Intergovernmental organizations (IGOs) are using CC to share research, data, and educational materials they produce. IGOs, like all creators who want wide dissemination of their content, realize they can benefit greatly from the use of Creative Commons licenses--maximizing the impact of their resources and efforts. A number of IGOs believe that as publicly minded institutions, adopting an open licensing policy for at least some subset of their publications is the preferred mechanism for ensuring the broadest and most widespread use and reuse of the information they publish.
This page explains some of the benefits for IGOs choosing to publish content under Creative Commons licenses, clarifies some unique legal considerations, provides case study of IGOs already using CC, aggregates relevant frequently asked questions, and addresses common licensing scenarios and options available to IGOs.
IGOs are unique in several respects from individuals and other organizations. Below are some common questions about how CC licenses work for IGOs.
Anyone may use CC licenses for works they own, including IGOs. The reasons for doing so vary, and often include a desire to maximize the impact and utility of works for educational and informational purposes, and to enhance transparency.
Creative Commons published a 3.0 ported license suite specifically intended for use by IGOs. These ported licenses -- known as the 3.0 IGO ported licenses -- grant all of the same permissions as our international (unported) 3.0 licenses; however, they have two unique provisions. First, unlike all other 3.0 licenses, where the licensor is an IGO then unless otherwise mutually agreed, disputes are resolved by mediation or, if that is unsuccessful, through arbitration. This provision was included in response to the challenges IGOs face with enforcing their copyright. IGOs have privileges and immunities from national legal processes, including judicial processes. Waiving that immunity so they can bring suit in a national legal forum can be exceedingly difficult. Instead, IGOs typically use mediation and arbitration as the preferred means to resolve legal disputes.
Second, unlike the other 3.0 licenses, the 3.0 IGO ported licenses contain a cure period just like CC's new 4.0 licenses. If a licensee fixes a license violation within 30 days of discovery, the license automatically reinstates. The inclusion of the provision is intended to help reduce the likelihood that mediation and arbitration become necessary.
You should be aware of the dispute resolution mechanism in the license, which is contained in Section 8(h). Disputes involving works licensed by IGOs under the licenses are resolved by mediation and arbitration.
Generally, mediation is a process used to avoid settling a dispute in court. The process typically involves a neutral third party (called a mediator) who tries to help the parties resolve the dispute. Mediation is not binding, however, unless the parties agree otherwise. Arbitration is also used to avoid settling a dispute in court, but the third party (called an arbitrator) has authority to make a decision in favor of one party. Arbitration tends to be more formal than mediation.

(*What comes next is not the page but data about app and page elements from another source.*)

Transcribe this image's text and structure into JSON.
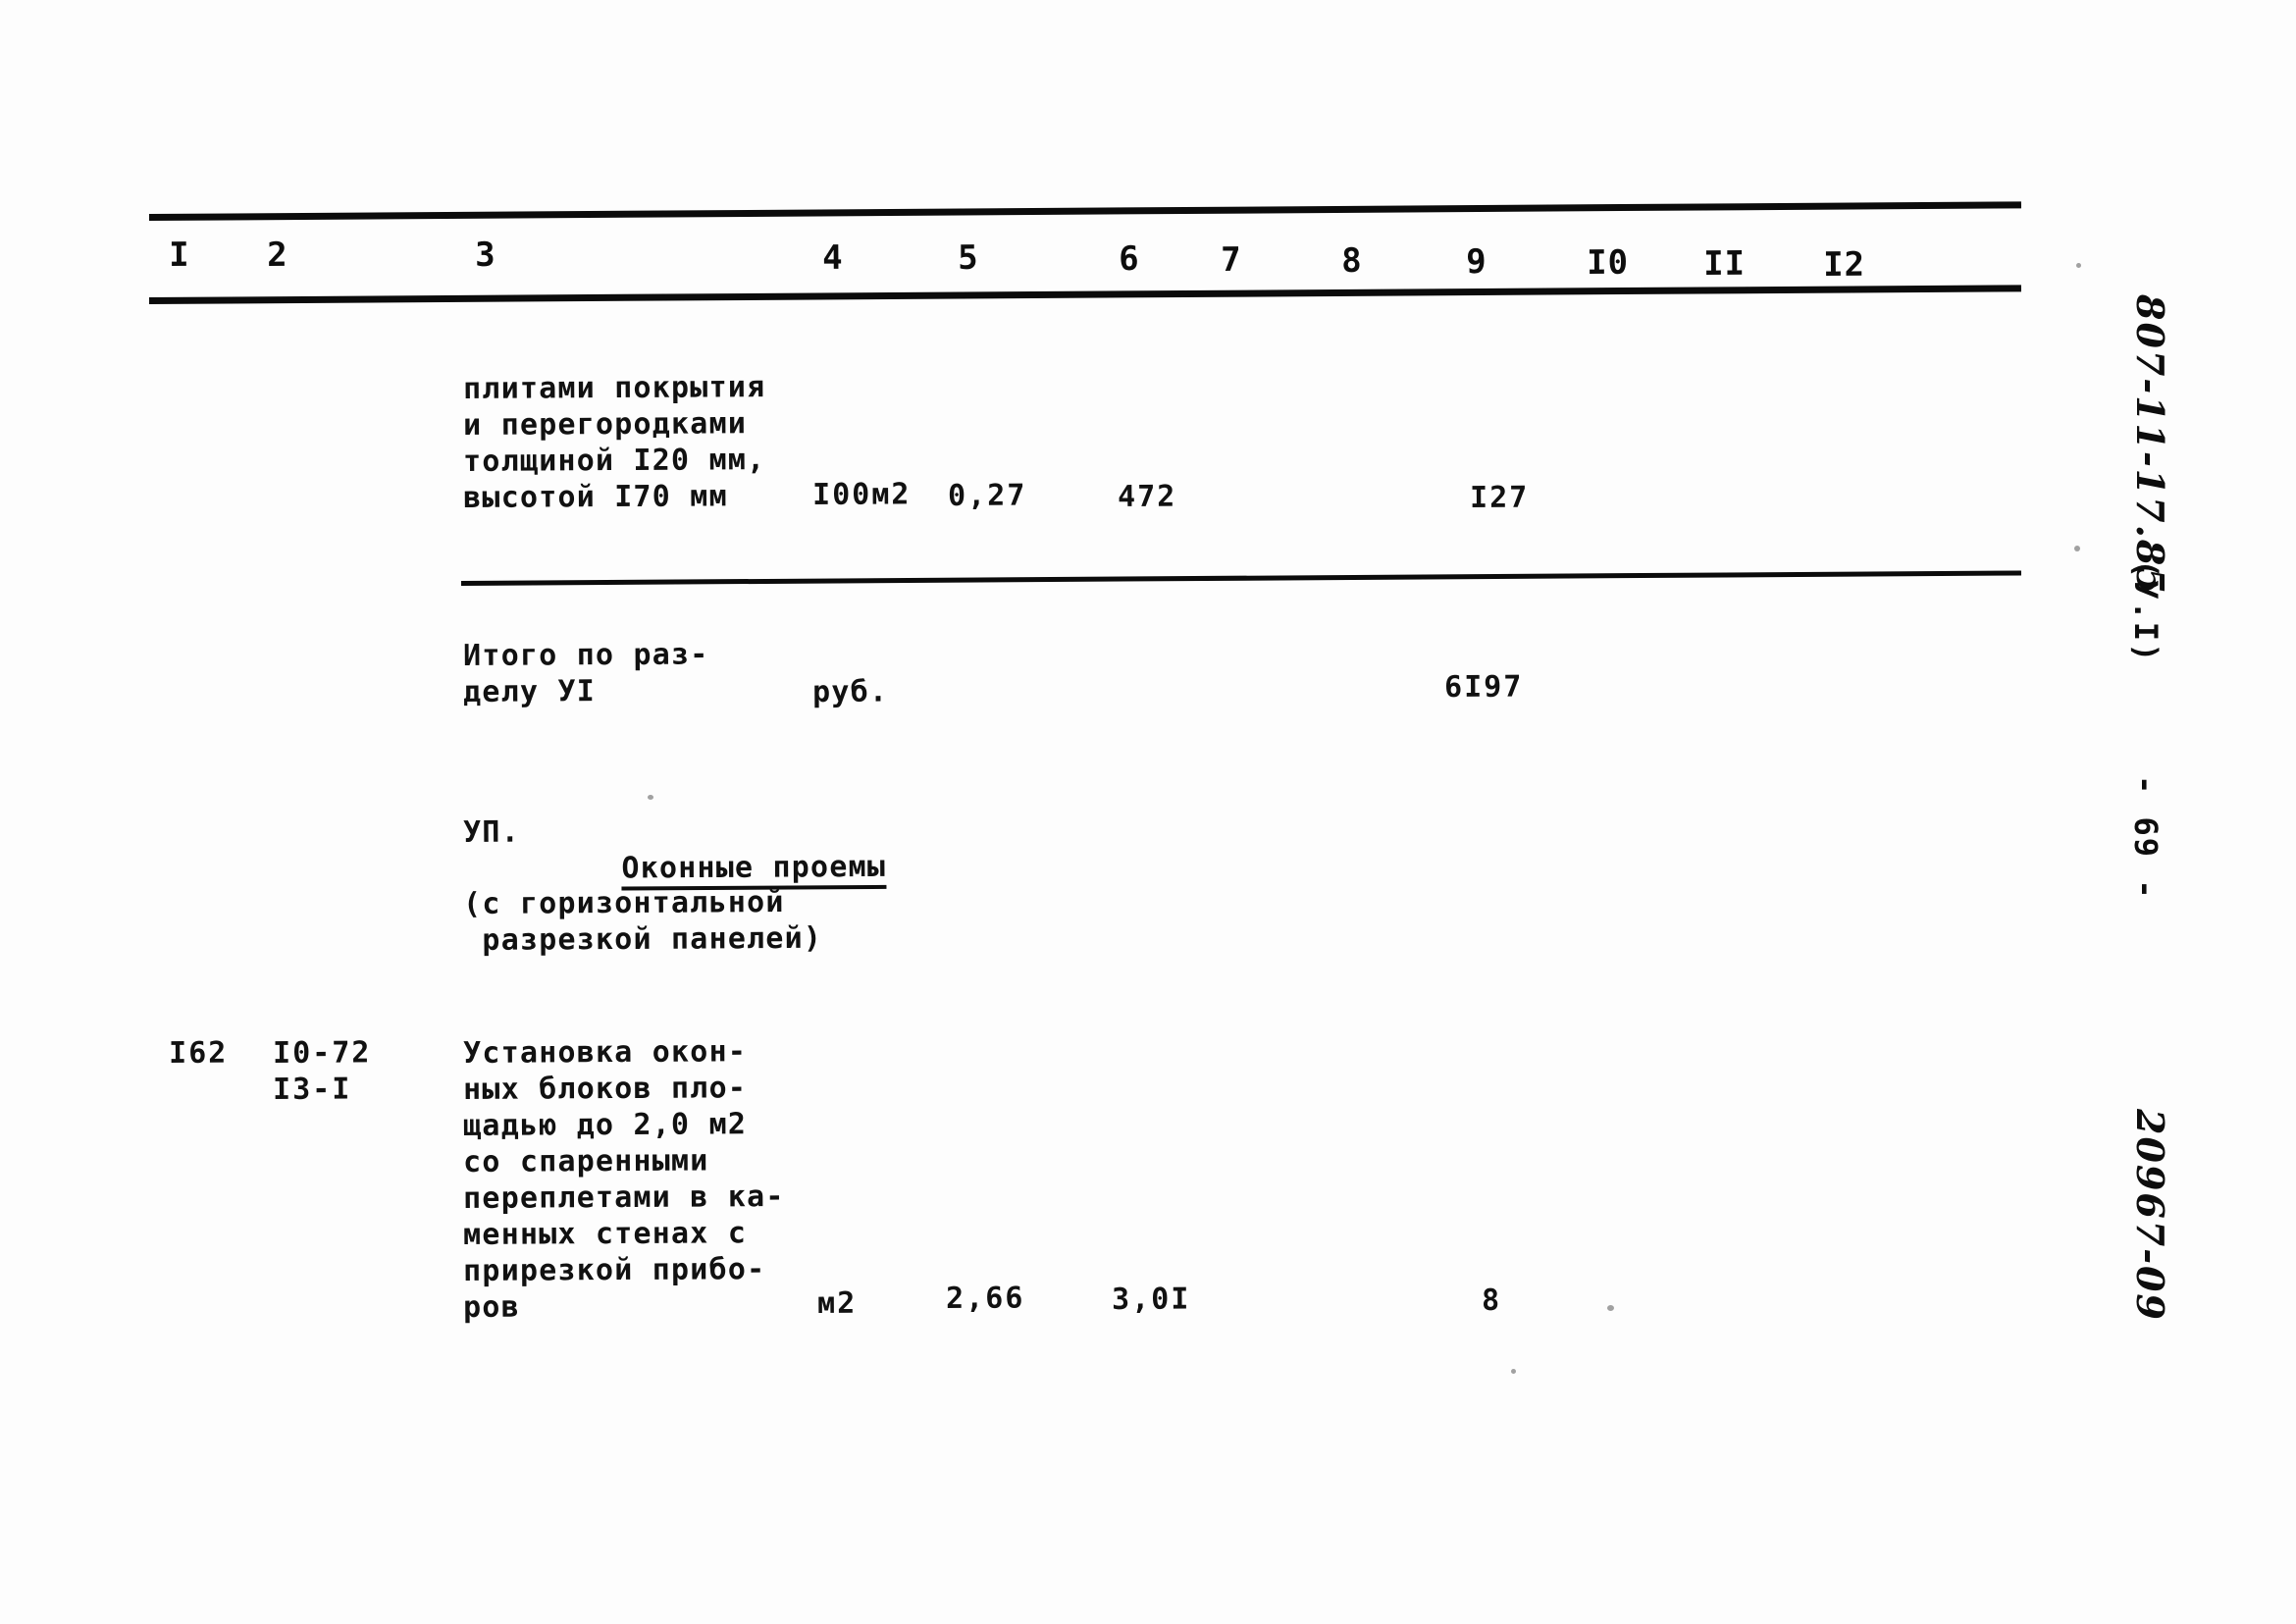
{
  "document": {
    "kind": "scanned-typewritten-table",
    "page_label": "- 69 -",
    "volume_note": "(У.I)",
    "catalog_code_handwritten": "807-11-17.85",
    "archive_code_handwritten": "20967-09"
  },
  "table": {
    "column_headers": [
      "I",
      "2",
      "3",
      "4",
      "5",
      "6",
      "7",
      "8",
      "9",
      "I0",
      "II",
      "I2"
    ],
    "rows": [
      {
        "name": "continued-item-row",
        "col1": "",
        "col2": "",
        "description_lines": [
          "плитами покрытия",
          "и перегородками",
          "толщиной I20 мм,",
          "высотой I70 мм"
        ],
        "col4_unit": "I00м2",
        "col5": "0,27",
        "col6": "472",
        "col9": "I27"
      },
      {
        "name": "section-total-row",
        "description_lines": [
          "Итого по раз-",
          "делу УI"
        ],
        "col4_unit": "руб.",
        "col9": "6I97"
      },
      {
        "name": "section-heading-row",
        "heading_prefix": "УП.",
        "heading_underlined": "Оконные проемы",
        "subtitle_lines": [
          "(с горизонтальной",
          " разрезкой панелей)"
        ]
      },
      {
        "name": "item-162-row",
        "col1": "I62",
        "col2_lines": [
          "I0-72",
          "I3-I"
        ],
        "description_lines": [
          "Установка окон-",
          "ных блоков пло-",
          "щадью до 2,0 м2",
          "со спаренными",
          "переплетами в ка-",
          "менных стенах с",
          "прирезкой прибо-",
          "ров"
        ],
        "col4_unit": "м2",
        "col5": "2,66",
        "col6": "3,0I",
        "col9": "8"
      }
    ]
  }
}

Before using any work licensed by an IGO under the IGO 3.0 ported licenses, be sure you understand what the mediation and arbitration processes are that have been chosen by the IGO and know what they mean for you. IGOs typically designate those in the copyright notice attached to the work.
Assuming a violation of the license has occurred and the dispute cannot be amicably resolved, the process starts with mediation. The IGO/licensor sends a notice of mediation to the licensee designating the mediation rules if those are not already identified in the copyright notice accompanying the work. If mediation is unsuccessful, then either the licensor or licensee can chose to commence arbitration. If arbitration becomes necessary, then those proceedings allow for remote participation (e.g., by teleconference, written submissions, etc.) whenever practicable.
IGOs have the ability to designate the particular mediation and arbitration rules in the copyright notice attached to the work, though the licensor and user of the work can always agree otherwise. If none is designated and no agreement is reached, then the mediation rules will be those identified in the notice of mediation sent to the licensee. If the matter progresses to arbitration, then unless otherwise stated in the copyright notice the rules that apply are the current Arbitration Rules of the United Nations Commission on International Trade Law (known as the UNCITRAL arbitration rules). The UNCITRAL rules are widely used by IGOs and others.
Note that Creative Commons does not endorse any particular mediation or arbitration rules. Creative Commons has published special deeds for the IGO 3.0 ported licenses that emphasize that disputes are resolved by mediation and arbitration. You should always take note before using a work by an IGO whether the license used is an IGO 3.0 ported license.
No, the only differences are the mediation and arbitration processes and the ability to cure a violation and regain your rights as a licensee. CC and the IGOs took great care to ensure that the interpretation of the licenses are no different otherwise than the 3.0 international licenses. The adjudicating body (the mediation or arbitration tribunal) will interpret the scope of the license and remaining obligations in accordance with general principles of international law. Exceptions and limitations remain unregulated by those licenses as well.
Note that the IGO 3.0 port is designed so that only IGOs as defined in the license are able to use mediation and arbitration. It is not available to anyone else using the licenses.